PMID: 8764474 [PubMed - indexed for MEDLINE]
32. FEMS Microbiol Lett. 1995 Dec 15;134(2-3):255-8.
The flagellin gene of Borrelia miyamotoi sp. nov. and its phylogenetic relationship among Borrelia species.
Fukunaga M, Koreki Y.
Department of Molecular Microbiology, Faculty of Pharmacy and Pharmaceutical Sciences, Fukayama University, Japan.
We have cloned and sequenced the flagellin gene from Borrelia miyamotoi strain HT31 and compared it with previously published flagellin sequences. Sequence similarity analysis demonstrated that strain HT31 is phylogenetically distant from the three species of Lyme disease borreliae is deeply branched into the relapsing fever borrelia cluster. The result was in full agreement with the classification of Borrelia strains using 16S tRNA sequences. This finding indicates that a phylogenetic analysis using flagellin gene sequences might be useful for classification of Borrelia strains.
PMID: 8586277 [PubMed - indexed for MEDLINE]
33. Int J Syst Bacteriol. 1995 Oct;45(4):804-10.
Genetic and phenotypic analysis of Borrelia miyamotoi sp. nov., isolated from the ixodid tick Ixodes persulcatus, the vector for Lyme disease in Japan.
Fukunaga M, Takahashi Y, Tsuruta Y, Matsushita O, Ralph D, McClelland M, Nakao M.
Faculty of Pharmacy and Pharmaceutical Sciences, Fukuyama University, Hiroshima, Japan.
The ixodid tick Ixodes persulcatus is the most important vector of Lyme disease in Japan.
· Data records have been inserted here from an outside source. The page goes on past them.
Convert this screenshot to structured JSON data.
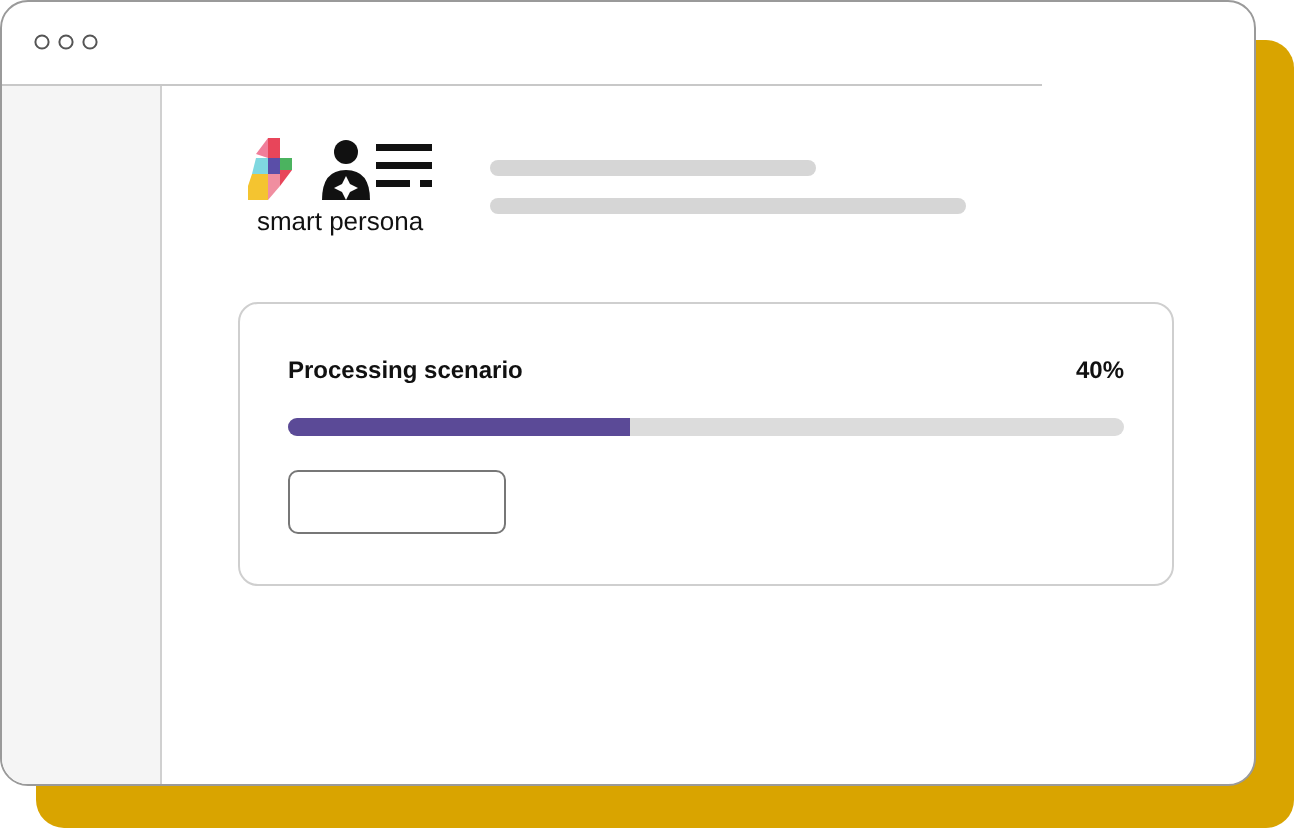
{
  "brand": {
    "name": "smart persona"
  },
  "progress": {
    "label": "Processing scenario",
    "reading": "40%",
    "level": 0.41
  }
}
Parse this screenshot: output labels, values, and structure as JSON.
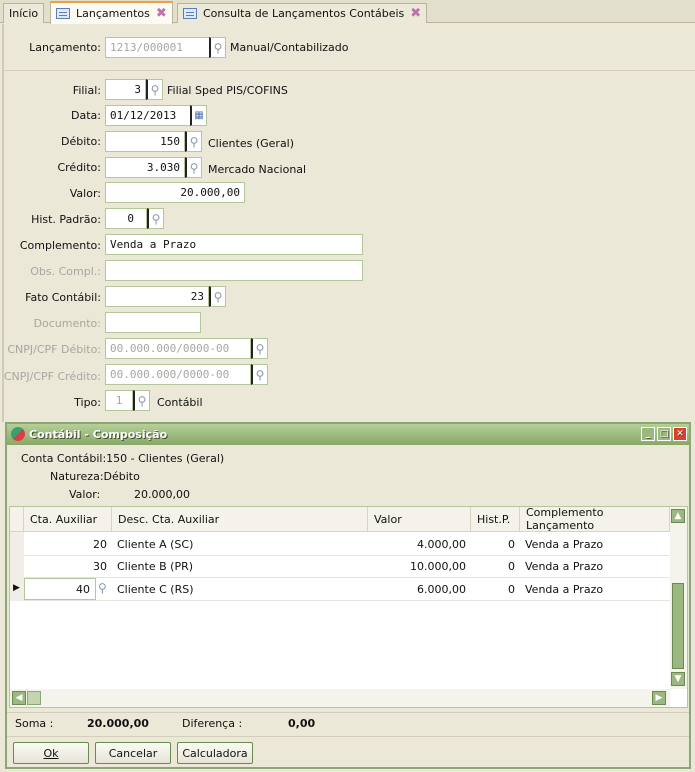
{
  "tabs": [
    {
      "label": "Início"
    },
    {
      "label": "Lançamentos"
    },
    {
      "label": "Consulta de Lançamentos Contábeis"
    }
  ],
  "form": {
    "lancamento": {
      "label": "Lançamento:",
      "value": "1213/000001",
      "desc": "Manual/Contabilizado"
    },
    "filial": {
      "label": "Filial:",
      "value": "3",
      "desc": "Filial Sped PIS/COFINS"
    },
    "data": {
      "label": "Data:",
      "value": "01/12/2013"
    },
    "debito": {
      "label": "Débito:",
      "value": "150",
      "desc": "Clientes (Geral)"
    },
    "credito": {
      "label": "Crédito:",
      "value": "3.030",
      "desc": "Mercado Nacional"
    },
    "valor": {
      "label": "Valor:",
      "value": "20.000,00"
    },
    "hist": {
      "label": "Hist. Padrão:",
      "value": "0"
    },
    "complemento": {
      "label": "Complemento:",
      "value": "Venda a Prazo"
    },
    "obs": {
      "label": "Obs. Compl.:",
      "value": ""
    },
    "fato": {
      "label": "Fato Contábil:",
      "value": "23"
    },
    "documento": {
      "label": "Documento:",
      "value": ""
    },
    "cnpj_deb": {
      "label": "CNPJ/CPF Débito:",
      "value": "00.000.000/0000-00"
    },
    "cnpj_cred": {
      "label": "CNPJ/CPF Crédito:",
      "value": "00.000.000/0000-00"
    },
    "tipo": {
      "label": "Tipo:",
      "value": "1",
      "desc": "Contábil"
    }
  },
  "dialog": {
    "title": "Contábil - Composição",
    "conta_label": "Conta Contábil:",
    "conta_value": "150 - Clientes (Geral)",
    "natureza_label": "Natureza:",
    "natureza_value": "Débito",
    "valor_label": "Valor:",
    "valor_value": "20.000,00",
    "columns": [
      "Cta. Auxiliar",
      "Desc. Cta. Auxiliar",
      "Valor",
      "Hist.P.",
      "Complemento Lançamento"
    ],
    "rows": [
      {
        "cta": "20",
        "desc": "Cliente A (SC)",
        "valor": "4.000,00",
        "hist": "0",
        "compl": "Venda a Prazo"
      },
      {
        "cta": "30",
        "desc": "Cliente B (PR)",
        "valor": "10.000,00",
        "hist": "0",
        "compl": "Venda a Prazo"
      },
      {
        "cta": "40",
        "desc": "Cliente C (RS)",
        "valor": "6.000,00",
        "hist": "0",
        "compl": "Venda a Prazo"
      }
    ],
    "soma_label": "Soma :",
    "soma_value": "20.000,00",
    "dif_label": "Diferença :",
    "dif_value": "0,00",
    "buttons": {
      "ok": "Ok",
      "cancelar": "Cancelar",
      "calculadora": "Calculadora"
    }
  }
}
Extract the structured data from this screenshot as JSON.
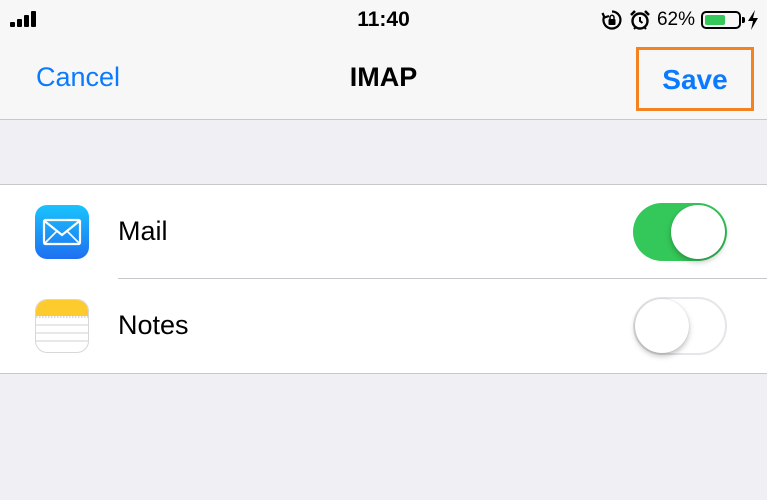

Most spirochete isolates obtained from I. persulcatus ticks have been classified as Borrelia burgdorferi sensu lato because of their genetic, biological, and immunological characteristics. However, we found that a small number of isolates obtained from I. persulcatus contained a smaller 38-kDa endoflagellar protein and single 23S-5S rRNA gene unit. Representative isolate HT31T (T = type strain) had the same 23S rRNA gene physical map as Borrelia turicatae. The DNA base composition of strain HT31T was 28.6 mol% G+C. DNA-DNA hybridization experiments revealed that strain HT31T exhibited moderate levels of DNA relatedness (24 to 51%) with Borrelia hermsii, B. turicatae, Borrelia parkeri, and Borrelia coriaceae. However, the levels of DNA reassociation with the previously described Lyme disease borreliae (B. burgdorferi, Borrelia garinii, and Borrelia afzelii) were only 8 to 13%. None of the previously described species examined exhibited a high level of DNA relatedness with strain HT31T. In addition, the 16S rRNA gene sequence (length, 1,368 nucleotides) of strain HT31T was determined and aligned with the 16S rRNA sequences of other Borrelia species. Distance matrix analyses were performed, and a phylogenetic tree was constructed. The results showed that isolate HT31T is only distantly related to both previously described Lyme disease borreliae and relapsing fever borreliae. Thus, the spirochetes isolated from I. persulcatus and closely related isolates should be classified as members of a new Borrelia species. We propose the name Borrelia miyamotoi sp. nov. for this spirochete; strain HT31 is the type strain.
PMID: 7547303 [PubMed - indexed for MEDLINE]